2012 was the last time I was in London, and it was my last stop on my Eurotrip after graduation. One week into my month-long trip, I had gotten my wallet stolen in Nice, and was relying on the friends I was traveling with for €€. By London, everyone else had flown home and it was just me and my boyfriend at the time. We got in late at night from Paris with only Euros on us, hoping to exchange for GBP once we got to London, but everything was closed. My ex had also forgotten to notify his bank that he was traveling, so his debit card was frozen and he couldn’t withdraw any cash. We had to somehow get pounds to take the bus to our AirBnb, so we went to the one place that was still open. McDonald’s. I went up to everyone there asking if they would take my Euros for a couple pounds for two bus tickets. Most were sympathetic and just gave me the change they hand on them, but one very proud English man started ranting about how he hated the Euro, and how he was “an Englishman through and through!” Should’ve seen Brexit coming way back, haha.

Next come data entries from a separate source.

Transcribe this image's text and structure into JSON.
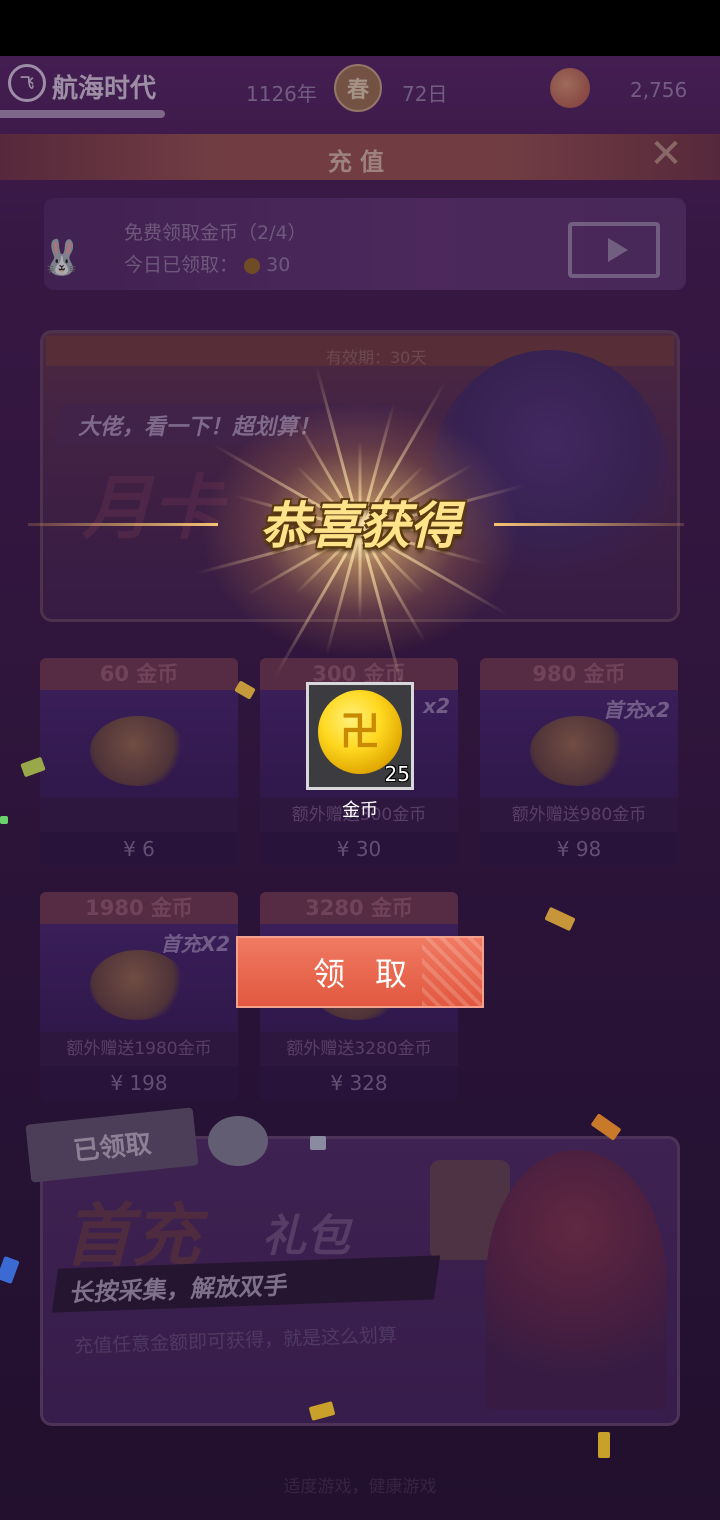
{
  "header": {
    "app_logo": "飞",
    "app_name": "航海时代",
    "year": "1126年",
    "season": "春",
    "day": "72日",
    "coins": "2,756"
  },
  "title_bar": {
    "title": "充值"
  },
  "free_coin": {
    "title": "免费领取金币（2/4）",
    "claimed_today_label": "今日已领取：",
    "claimed_today_value": "30"
  },
  "monthly_card": {
    "validity": "有效期：30天",
    "slogan": "大佬，看一下！超划算！",
    "big_text": "月卡"
  },
  "packages": [
    {
      "title": "60 金币",
      "badge": "",
      "extra": "",
      "price": "¥ 6"
    },
    {
      "title": "300 金币",
      "badge": "x2",
      "extra": "额外赠送300金币",
      "price": "¥ 30"
    },
    {
      "title": "980 金币",
      "badge": "首充x2",
      "extra": "额外赠送980金币",
      "price": "¥ 98"
    },
    {
      "title": "1980 金币",
      "badge": "首充X2",
      "extra": "额外赠送1980金币",
      "price": "¥ 198"
    },
    {
      "title": "3280 金币",
      "badge": "",
      "extra": "额外赠送3280金币",
      "price": "¥ 328"
    }
  ],
  "first_pay": {
    "tag": "已领取",
    "big_text": "首充",
    "gift_text": "礼包",
    "banner": "长按采集，解放双手",
    "desc": "充值任意金额即可获得，就是这么划算"
  },
  "footer": {
    "text": "适度游戏，健康游戏"
  },
  "popup": {
    "congrats": "恭喜获得",
    "item_name": "金币",
    "item_count": "25",
    "claim_button": "领取"
  },
  "colors": {
    "background": "#2c1538",
    "claim_button": "#e8654b",
    "gold_text": "#ffe38a",
    "coin_gold": "#ffd820"
  }
}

This trip was definitely smoother! I stayed with and hung out with an old friend from UT who is currently attending LBS. H and his wife, A, are both from Houston, and moved to London almost a year ago. They were the sweetest, and it was great to catch up. I also reconnected with a former Dell colleague, who now works in The Shard (oooooh), after backpacking for a couple years and then attended INSEAD. It was really cool to talk about how our different life and career decisions had led us to where we currently are.
N was in Leeds for a work meeting, so I met him there for the night. There are basically two options to get to Leeds from London, 2 hours by train or 4-6 hours by bus. Unfortunately, I didn’t plan ahead and train tickets the day of were a whopping £105 one way! On the other hand, bus tickets were less than £20 but took way longer. As I’m currently unemployed, I opted for the bus. Horrendous. Do not recommend. I got to Leeds at 8pm after a grueling 6 hours in traffic.
May 1 was Labor Day and a bank holiday, so N and I went up to the Lake District with M and her boyfriend for the long weekend. N, M, and I were all in the same hostel room in Lima a year and a half ago, so it was awesome to meet up again and have a mini reunion. We rented a car in Leeds, and drove two hours to Ambleside.
Our plans were to summit the highest point in England the next day, Scafell Pike (978 m), so we took it easy the first afternoon. We went to Grasmere and stopped by the gingerbread shop where gingerbread was invented. The shop is a tiny place that can barely fit 5 people, but did offer some really delicious gingerbread. If you’re not a fan of ginger, I would not recommend, as it’s a lot less sweet and a lot more ginger-y than the version you find in the US.
We then took a quick walk around our hotel and found some super old Roman ruins, and a very pretty cherry blossom tree.
We woke up the next day pumped to attempt Scafell Pike and discovered a flat tire but no spare 😭. Poor N spent the day waiting for the tow truck while M, M’s boyfriend, and I hiked the nearby Red Screes (776 m). We took the route from the south which starts in town. It’s a slow and gradual incline with stone walls and sheep everywhere. It gets very windy the higher you go, so I highly recommend a windbreaker. Along this route, we encountered a couple false “summits,” but thanks to trusty Google Maps, we knew we still had a ways to go. At the actual summit, there were several pools from the recent rains, and a spectacular 360° view. We met several friendly dogs at the top as well.
We descended along the steep Kirkstone Pass and ended up at the Kirkstone Pass Inn
where we had a couple congratulatory pints. From this point, you can take the bus back to Windermere, but we walked back to Ambleside through the farmland and valley. We took a leisurely 5 hours round trip for this hike, but it can be done in less than 2 hours if you’re in freakishly good shape, as N proved he was after he got back from fixing the flat.
That night, we went to the Unicorn Inn for a couple pints and some live Irish entertainment, courtesy of the Chip Butty Man. The next day, N drove more than 5 hours to get us back to London. He’s the best.
There’s so much information out there about London so I won’t bore you, but I’ll share a few more pics.
Lessons and Tips
- Recommend renting a car if you want to explore the Lake District
- Always check said rental car for a spare tire
- Always carry an umbrella or rain jacket, weather can be unpredictable
- Book hotels and train tickets in advance
- English cask ales are served at cellar temperature, not warm as is a misconception
- London has loads of top notch free museums
- when an older Yorkshire lady calls you “love”, you feel so warm and fuzzy
- A chip butty is a sandwich with French fries and butter
- Clotted cream. Sounds gross, tastes great.
All photos taken with the iPhone 6s